• PROBLEM
Copy, from the listing, every line in which the string "Tarihi" is present.

• ENTRIES SHOWN
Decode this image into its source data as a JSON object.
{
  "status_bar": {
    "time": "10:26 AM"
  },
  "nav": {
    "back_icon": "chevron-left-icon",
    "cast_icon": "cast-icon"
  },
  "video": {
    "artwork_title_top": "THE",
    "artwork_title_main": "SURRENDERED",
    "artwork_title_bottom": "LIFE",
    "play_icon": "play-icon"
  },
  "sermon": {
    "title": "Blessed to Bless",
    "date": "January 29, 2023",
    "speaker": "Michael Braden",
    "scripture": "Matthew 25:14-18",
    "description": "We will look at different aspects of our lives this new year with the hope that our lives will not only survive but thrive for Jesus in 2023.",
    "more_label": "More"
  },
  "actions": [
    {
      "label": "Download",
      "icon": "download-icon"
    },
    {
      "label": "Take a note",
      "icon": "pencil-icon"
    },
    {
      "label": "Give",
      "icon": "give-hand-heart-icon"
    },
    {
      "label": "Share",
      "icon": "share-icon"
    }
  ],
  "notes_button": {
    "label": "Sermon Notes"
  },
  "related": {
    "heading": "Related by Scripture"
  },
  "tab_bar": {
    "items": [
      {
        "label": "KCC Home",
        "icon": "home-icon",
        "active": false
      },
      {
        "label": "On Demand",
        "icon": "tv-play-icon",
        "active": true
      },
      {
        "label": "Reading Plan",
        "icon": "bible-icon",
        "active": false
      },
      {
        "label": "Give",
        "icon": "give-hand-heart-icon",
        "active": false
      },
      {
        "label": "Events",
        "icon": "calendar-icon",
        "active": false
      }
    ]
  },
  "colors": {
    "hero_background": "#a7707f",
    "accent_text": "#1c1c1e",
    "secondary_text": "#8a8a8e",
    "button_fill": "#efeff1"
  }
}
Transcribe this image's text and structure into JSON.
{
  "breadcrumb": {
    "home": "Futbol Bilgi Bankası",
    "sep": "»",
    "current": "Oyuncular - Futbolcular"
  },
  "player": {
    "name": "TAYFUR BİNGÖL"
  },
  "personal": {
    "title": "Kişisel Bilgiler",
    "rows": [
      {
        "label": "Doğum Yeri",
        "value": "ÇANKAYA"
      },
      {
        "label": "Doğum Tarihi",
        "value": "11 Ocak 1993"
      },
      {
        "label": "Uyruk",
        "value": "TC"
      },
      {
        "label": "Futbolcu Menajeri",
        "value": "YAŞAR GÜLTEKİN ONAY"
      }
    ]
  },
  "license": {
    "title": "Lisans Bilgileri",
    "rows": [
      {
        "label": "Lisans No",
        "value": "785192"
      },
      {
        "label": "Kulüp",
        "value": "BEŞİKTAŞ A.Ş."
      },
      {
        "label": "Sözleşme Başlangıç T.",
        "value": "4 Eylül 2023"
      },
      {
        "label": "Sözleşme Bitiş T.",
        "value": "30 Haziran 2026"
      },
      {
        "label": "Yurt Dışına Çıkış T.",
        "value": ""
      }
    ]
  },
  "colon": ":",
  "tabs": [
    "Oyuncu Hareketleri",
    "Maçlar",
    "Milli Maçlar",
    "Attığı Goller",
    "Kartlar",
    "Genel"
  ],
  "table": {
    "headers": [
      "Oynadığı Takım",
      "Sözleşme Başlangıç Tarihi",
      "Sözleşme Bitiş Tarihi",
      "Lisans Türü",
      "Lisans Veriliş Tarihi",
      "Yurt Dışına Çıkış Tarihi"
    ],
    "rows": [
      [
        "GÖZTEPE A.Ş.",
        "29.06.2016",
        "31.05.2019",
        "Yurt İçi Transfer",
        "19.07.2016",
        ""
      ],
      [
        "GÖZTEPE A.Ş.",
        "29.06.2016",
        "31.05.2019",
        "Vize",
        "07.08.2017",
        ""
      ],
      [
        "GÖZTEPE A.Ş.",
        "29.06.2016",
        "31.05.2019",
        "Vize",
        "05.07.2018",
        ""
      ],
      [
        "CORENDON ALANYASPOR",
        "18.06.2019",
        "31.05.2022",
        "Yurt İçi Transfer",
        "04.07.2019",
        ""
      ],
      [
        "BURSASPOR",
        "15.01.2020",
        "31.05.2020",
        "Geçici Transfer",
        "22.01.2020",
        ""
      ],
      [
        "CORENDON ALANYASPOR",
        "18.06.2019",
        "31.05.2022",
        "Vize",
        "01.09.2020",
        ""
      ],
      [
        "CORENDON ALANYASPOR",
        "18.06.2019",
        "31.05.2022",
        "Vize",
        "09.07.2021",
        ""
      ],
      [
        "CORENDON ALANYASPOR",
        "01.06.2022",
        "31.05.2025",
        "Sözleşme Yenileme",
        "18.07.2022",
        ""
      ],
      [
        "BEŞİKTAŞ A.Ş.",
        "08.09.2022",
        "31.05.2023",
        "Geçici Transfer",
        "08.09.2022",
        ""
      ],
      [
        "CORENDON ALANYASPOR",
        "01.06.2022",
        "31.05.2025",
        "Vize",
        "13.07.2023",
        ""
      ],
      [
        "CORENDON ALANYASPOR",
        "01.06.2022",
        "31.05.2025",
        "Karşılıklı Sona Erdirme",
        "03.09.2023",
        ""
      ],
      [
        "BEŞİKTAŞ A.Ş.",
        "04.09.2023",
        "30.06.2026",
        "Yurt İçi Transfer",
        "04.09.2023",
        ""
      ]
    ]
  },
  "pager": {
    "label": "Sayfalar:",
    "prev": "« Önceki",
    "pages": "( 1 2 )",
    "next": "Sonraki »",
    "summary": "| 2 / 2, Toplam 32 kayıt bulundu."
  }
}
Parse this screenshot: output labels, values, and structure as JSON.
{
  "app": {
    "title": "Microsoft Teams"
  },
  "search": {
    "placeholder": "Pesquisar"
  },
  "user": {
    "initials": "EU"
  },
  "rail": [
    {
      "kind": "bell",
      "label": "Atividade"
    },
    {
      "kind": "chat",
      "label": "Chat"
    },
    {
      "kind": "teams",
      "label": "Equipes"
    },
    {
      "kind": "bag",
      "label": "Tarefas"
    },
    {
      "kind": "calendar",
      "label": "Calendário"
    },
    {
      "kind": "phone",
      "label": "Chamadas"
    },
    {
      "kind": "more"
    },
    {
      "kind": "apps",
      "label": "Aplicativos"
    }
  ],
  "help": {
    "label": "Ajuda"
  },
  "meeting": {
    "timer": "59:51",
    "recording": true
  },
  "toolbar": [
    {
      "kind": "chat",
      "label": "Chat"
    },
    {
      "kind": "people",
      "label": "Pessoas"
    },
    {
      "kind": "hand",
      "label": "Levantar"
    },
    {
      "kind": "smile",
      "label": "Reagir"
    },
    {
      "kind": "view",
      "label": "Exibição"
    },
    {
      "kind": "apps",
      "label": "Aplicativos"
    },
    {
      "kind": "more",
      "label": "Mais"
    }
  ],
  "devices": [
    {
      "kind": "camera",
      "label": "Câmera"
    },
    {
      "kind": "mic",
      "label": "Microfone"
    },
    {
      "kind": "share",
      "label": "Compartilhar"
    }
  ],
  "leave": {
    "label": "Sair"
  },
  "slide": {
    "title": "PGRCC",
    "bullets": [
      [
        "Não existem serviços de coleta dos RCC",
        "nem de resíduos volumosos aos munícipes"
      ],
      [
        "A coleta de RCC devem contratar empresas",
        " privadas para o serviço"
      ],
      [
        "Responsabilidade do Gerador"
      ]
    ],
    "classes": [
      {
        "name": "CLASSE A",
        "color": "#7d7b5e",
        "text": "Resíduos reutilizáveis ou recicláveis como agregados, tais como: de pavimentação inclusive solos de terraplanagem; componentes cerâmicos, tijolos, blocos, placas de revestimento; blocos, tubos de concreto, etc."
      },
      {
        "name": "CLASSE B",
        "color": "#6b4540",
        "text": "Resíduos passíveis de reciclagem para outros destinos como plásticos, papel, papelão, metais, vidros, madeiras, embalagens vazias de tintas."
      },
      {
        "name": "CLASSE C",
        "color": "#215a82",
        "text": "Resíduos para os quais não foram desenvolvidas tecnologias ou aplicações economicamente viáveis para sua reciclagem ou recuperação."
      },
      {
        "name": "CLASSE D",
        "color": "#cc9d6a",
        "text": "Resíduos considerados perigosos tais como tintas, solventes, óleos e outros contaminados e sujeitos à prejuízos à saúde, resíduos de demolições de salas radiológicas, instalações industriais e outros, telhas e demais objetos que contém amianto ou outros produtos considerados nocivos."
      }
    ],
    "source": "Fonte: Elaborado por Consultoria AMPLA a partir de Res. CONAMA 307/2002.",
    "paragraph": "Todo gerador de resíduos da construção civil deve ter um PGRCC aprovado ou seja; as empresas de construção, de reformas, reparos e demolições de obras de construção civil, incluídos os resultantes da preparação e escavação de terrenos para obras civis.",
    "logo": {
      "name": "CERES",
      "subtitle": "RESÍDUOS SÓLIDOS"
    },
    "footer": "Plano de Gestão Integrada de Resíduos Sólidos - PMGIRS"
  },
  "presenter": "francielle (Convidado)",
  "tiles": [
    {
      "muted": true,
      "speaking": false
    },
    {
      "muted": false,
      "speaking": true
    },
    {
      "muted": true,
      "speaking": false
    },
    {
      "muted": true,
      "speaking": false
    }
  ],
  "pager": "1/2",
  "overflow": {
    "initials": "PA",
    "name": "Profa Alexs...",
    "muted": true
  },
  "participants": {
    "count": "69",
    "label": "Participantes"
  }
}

• RESPONSE
        "label": "Doğum Tarihi",
      "Sözleşme Başlangıç Tarihi",
      "Sözleşme Bitiş Tarihi",
      "Lisans Veriliş Tarihi",
      "Yurt Dışına Çıkış Tarihi"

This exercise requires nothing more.